+++ Supplied records
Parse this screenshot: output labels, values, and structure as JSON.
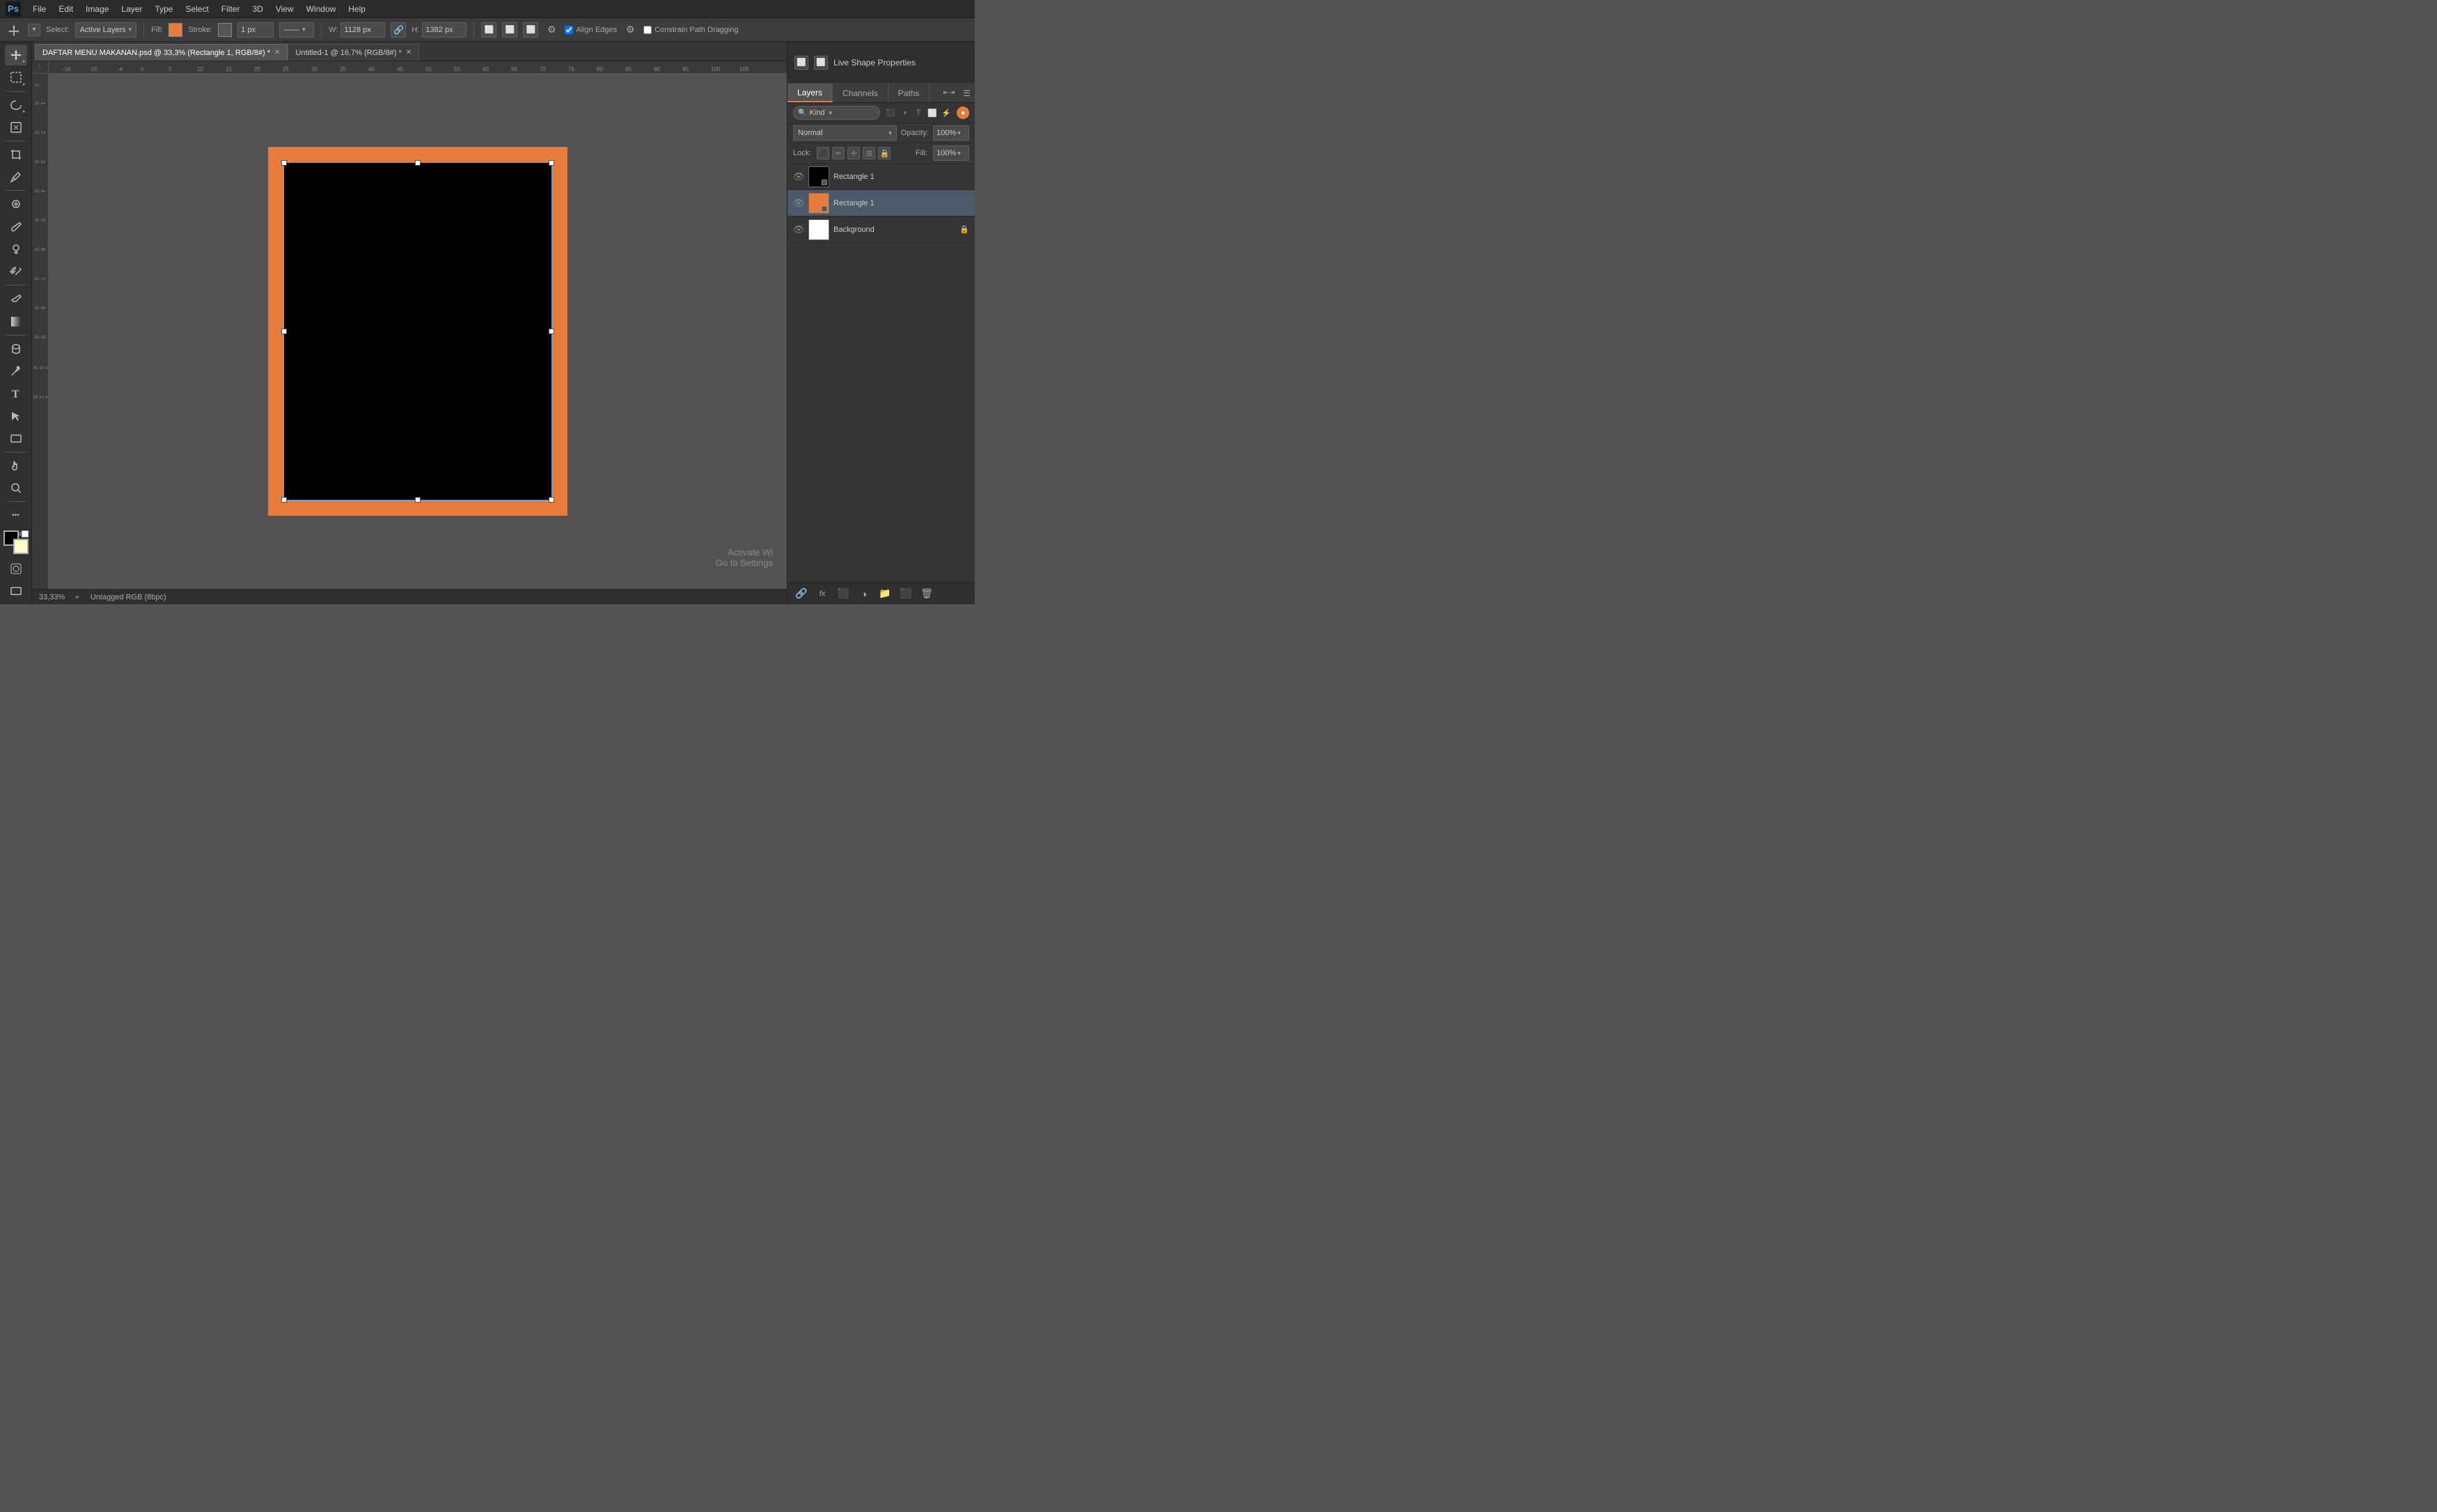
{
  "menubar": {
    "logo": "Ps",
    "items": [
      "File",
      "Edit",
      "Image",
      "Layer",
      "Type",
      "Select",
      "Filter",
      "3D",
      "View",
      "Window",
      "Help"
    ]
  },
  "optionsbar": {
    "tool_label": "Select:",
    "select_value": "Active Layers",
    "fill_label": "Fill:",
    "fill_color": "#e87c3e",
    "stroke_label": "Stroke:",
    "stroke_value": "1 px",
    "w_label": "W:",
    "w_value": "1128 px",
    "h_label": "H:",
    "h_value": "1382 px",
    "align_edges_label": "Align Edges",
    "constrain_label": "Constrain Path Dragging"
  },
  "tabs": [
    {
      "label": "DAFTAR MENU MAKANAN.psd @ 33,3% (Rectangle 1, RGB/8#) *",
      "active": true
    },
    {
      "label": "Untitled-1 @ 16,7% (RGB/8#) *",
      "active": false
    }
  ],
  "properties_panel": {
    "title": "Properties",
    "subtitle": "Live Shape Properties"
  },
  "layers_panel": {
    "tabs": [
      "Layers",
      "Channels",
      "Paths"
    ],
    "search_placeholder": "Kind",
    "mode_value": "Normal",
    "opacity_label": "Opacity:",
    "opacity_value": "100%",
    "lock_label": "Lock:",
    "fill_label": "Fill:",
    "fill_value": "100%",
    "layers": [
      {
        "name": "Rectangle 1",
        "visible": true,
        "active": false,
        "locked": false,
        "thumb_type": "black"
      },
      {
        "name": "Rectangle 1",
        "visible": true,
        "active": true,
        "locked": false,
        "thumb_type": "orange"
      },
      {
        "name": "Background",
        "visible": true,
        "active": false,
        "locked": true,
        "thumb_type": "white"
      }
    ]
  },
  "statusbar": {
    "zoom": "33,33%",
    "info": "Untagged RGB (8bpc)"
  },
  "watermark": {
    "line1": "Activate Wi",
    "line2": "Go to Settings"
  }
}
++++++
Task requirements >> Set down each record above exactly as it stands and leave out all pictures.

Exercise solution >>
Parse this screenshot: output labels, values, and structure as JSON.
{
  "menubar": {
    "logo": "Ps",
    "items": [
      "File",
      "Edit",
      "Image",
      "Layer",
      "Type",
      "Select",
      "Filter",
      "3D",
      "View",
      "Window",
      "Help"
    ]
  },
  "optionsbar": {
    "tool_label": "Select:",
    "select_value": "Active Layers",
    "fill_label": "Fill:",
    "fill_color": "#e87c3e",
    "stroke_label": "Stroke:",
    "stroke_value": "1 px",
    "w_label": "W:",
    "w_value": "1128 px",
    "h_label": "H:",
    "h_value": "1382 px",
    "align_edges_label": "Align Edges",
    "constrain_label": "Constrain Path Dragging"
  },
  "tabs": [
    {
      "label": "DAFTAR MENU MAKANAN.psd @ 33,3% (Rectangle 1, RGB/8#) *",
      "active": true
    },
    {
      "label": "Untitled-1 @ 16,7% (RGB/8#) *",
      "active": false
    }
  ],
  "properties_panel": {
    "title": "Properties",
    "subtitle": "Live Shape Properties"
  },
  "layers_panel": {
    "tabs": [
      "Layers",
      "Channels",
      "Paths"
    ],
    "search_placeholder": "Kind",
    "mode_value": "Normal",
    "opacity_label": "Opacity:",
    "opacity_value": "100%",
    "lock_label": "Lock:",
    "fill_label": "Fill:",
    "fill_value": "100%",
    "layers": [
      {
        "name": "Rectangle 1",
        "visible": true,
        "active": false,
        "locked": false,
        "thumb_type": "black"
      },
      {
        "name": "Rectangle 1",
        "visible": true,
        "active": true,
        "locked": false,
        "thumb_type": "orange"
      },
      {
        "name": "Background",
        "visible": true,
        "active": false,
        "locked": true,
        "thumb_type": "white"
      }
    ]
  },
  "statusbar": {
    "zoom": "33,33%",
    "info": "Untagged RGB (8bpc)"
  },
  "watermark": {
    "line1": "Activate Wi",
    "line2": "Go to Settings"
  }
}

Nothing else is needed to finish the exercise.